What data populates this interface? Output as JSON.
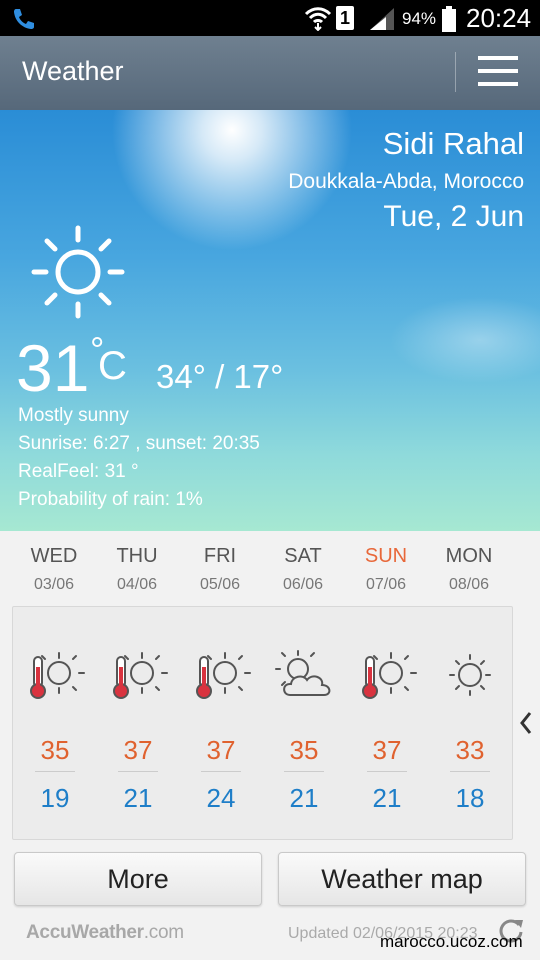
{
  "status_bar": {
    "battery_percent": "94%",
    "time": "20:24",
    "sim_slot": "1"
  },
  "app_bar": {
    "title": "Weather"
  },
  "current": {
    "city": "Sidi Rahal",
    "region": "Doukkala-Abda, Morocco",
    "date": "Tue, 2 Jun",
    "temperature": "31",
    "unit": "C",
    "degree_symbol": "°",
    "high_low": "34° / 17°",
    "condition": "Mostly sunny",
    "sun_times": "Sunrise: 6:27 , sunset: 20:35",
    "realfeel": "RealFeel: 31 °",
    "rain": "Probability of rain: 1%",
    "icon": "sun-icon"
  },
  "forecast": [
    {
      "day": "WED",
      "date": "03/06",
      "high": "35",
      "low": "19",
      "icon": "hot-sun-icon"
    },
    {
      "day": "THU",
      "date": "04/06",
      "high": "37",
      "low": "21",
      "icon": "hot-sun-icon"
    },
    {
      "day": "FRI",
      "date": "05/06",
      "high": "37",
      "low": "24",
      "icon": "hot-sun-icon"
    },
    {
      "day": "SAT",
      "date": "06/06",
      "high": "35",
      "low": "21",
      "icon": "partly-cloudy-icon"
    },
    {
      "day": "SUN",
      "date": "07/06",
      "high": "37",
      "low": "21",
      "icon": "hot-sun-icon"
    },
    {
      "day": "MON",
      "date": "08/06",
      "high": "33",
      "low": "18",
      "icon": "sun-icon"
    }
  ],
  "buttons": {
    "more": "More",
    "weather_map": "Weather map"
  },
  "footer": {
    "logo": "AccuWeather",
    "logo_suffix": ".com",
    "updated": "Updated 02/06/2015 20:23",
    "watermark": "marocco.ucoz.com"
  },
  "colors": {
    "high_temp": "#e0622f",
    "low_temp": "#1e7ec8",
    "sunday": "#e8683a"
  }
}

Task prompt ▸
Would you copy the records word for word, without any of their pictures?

Solution for this exercise ▸
What data populates this interface? Output as JSON.
{
  "status_bar": {
    "battery_percent": "94%",
    "time": "20:24",
    "sim_slot": "1"
  },
  "app_bar": {
    "title": "Weather"
  },
  "current": {
    "city": "Sidi Rahal",
    "region": "Doukkala-Abda, Morocco",
    "date": "Tue, 2 Jun",
    "temperature": "31",
    "unit": "C",
    "degree_symbol": "°",
    "high_low": "34° / 17°",
    "condition": "Mostly sunny",
    "sun_times": "Sunrise: 6:27 , sunset: 20:35",
    "realfeel": "RealFeel: 31 °",
    "rain": "Probability of rain: 1%",
    "icon": "sun-icon"
  },
  "forecast": [
    {
      "day": "WED",
      "date": "03/06",
      "high": "35",
      "low": "19",
      "icon": "hot-sun-icon"
    },
    {
      "day": "THU",
      "date": "04/06",
      "high": "37",
      "low": "21",
      "icon": "hot-sun-icon"
    },
    {
      "day": "FRI",
      "date": "05/06",
      "high": "37",
      "low": "24",
      "icon": "hot-sun-icon"
    },
    {
      "day": "SAT",
      "date": "06/06",
      "high": "35",
      "low": "21",
      "icon": "partly-cloudy-icon"
    },
    {
      "day": "SUN",
      "date": "07/06",
      "high": "37",
      "low": "21",
      "icon": "hot-sun-icon"
    },
    {
      "day": "MON",
      "date": "08/06",
      "high": "33",
      "low": "18",
      "icon": "sun-icon"
    }
  ],
  "buttons": {
    "more": "More",
    "weather_map": "Weather map"
  },
  "footer": {
    "logo": "AccuWeather",
    "logo_suffix": ".com",
    "updated": "Updated 02/06/2015 20:23",
    "watermark": "marocco.ucoz.com"
  },
  "colors": {
    "high_temp": "#e0622f",
    "low_temp": "#1e7ec8",
    "sunday": "#e8683a"
  }
}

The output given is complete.